TASK TO CARRY OUT
One number is all that is asked for: the number of lines below that hold the string "title".

EXERCISE INPUTS
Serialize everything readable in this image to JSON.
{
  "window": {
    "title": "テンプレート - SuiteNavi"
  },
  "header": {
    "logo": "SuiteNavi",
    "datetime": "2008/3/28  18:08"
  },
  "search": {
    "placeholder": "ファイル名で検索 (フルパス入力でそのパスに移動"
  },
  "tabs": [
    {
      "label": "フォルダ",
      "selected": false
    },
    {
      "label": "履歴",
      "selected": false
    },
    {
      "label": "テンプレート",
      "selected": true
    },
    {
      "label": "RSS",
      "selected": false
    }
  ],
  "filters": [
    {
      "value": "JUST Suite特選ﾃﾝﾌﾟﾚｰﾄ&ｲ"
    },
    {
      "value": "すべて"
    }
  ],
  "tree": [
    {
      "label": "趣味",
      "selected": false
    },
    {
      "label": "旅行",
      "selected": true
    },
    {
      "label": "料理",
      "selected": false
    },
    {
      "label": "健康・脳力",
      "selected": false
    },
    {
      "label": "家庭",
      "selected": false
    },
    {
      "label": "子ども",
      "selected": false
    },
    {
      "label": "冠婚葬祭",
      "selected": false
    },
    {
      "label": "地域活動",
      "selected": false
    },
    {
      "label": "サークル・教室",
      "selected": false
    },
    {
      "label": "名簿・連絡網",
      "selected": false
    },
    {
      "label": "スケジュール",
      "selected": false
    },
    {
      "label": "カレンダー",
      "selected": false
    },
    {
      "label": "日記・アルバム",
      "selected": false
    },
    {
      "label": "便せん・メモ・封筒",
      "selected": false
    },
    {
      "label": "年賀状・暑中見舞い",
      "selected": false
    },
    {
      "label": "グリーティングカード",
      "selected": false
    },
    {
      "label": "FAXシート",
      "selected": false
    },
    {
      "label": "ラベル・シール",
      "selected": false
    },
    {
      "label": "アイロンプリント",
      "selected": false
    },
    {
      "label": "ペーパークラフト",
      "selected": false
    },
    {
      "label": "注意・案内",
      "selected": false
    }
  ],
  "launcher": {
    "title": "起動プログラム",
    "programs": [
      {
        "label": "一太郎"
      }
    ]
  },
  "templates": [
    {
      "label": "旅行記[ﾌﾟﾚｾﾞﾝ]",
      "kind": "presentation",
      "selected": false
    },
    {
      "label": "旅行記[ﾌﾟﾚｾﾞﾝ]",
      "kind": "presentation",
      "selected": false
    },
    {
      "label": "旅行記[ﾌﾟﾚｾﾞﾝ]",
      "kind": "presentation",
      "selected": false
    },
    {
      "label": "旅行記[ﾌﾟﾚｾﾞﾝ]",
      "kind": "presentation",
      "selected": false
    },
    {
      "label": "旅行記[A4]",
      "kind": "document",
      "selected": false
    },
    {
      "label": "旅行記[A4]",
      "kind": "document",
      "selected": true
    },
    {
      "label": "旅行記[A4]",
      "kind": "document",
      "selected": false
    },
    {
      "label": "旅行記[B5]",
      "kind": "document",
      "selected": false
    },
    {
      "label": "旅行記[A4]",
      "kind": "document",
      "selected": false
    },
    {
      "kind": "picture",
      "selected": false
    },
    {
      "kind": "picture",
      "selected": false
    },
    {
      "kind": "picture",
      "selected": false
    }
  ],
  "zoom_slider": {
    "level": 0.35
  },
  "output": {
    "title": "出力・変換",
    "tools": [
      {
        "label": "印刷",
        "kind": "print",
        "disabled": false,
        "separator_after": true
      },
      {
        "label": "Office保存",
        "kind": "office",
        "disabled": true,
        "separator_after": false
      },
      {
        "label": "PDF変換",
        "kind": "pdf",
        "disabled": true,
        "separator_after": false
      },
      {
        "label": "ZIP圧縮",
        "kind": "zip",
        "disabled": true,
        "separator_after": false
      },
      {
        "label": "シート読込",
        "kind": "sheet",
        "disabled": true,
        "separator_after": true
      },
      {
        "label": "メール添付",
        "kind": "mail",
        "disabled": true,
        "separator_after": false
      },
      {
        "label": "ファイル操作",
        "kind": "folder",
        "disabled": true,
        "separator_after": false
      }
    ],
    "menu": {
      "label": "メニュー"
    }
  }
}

EXERCISE ANSWER
3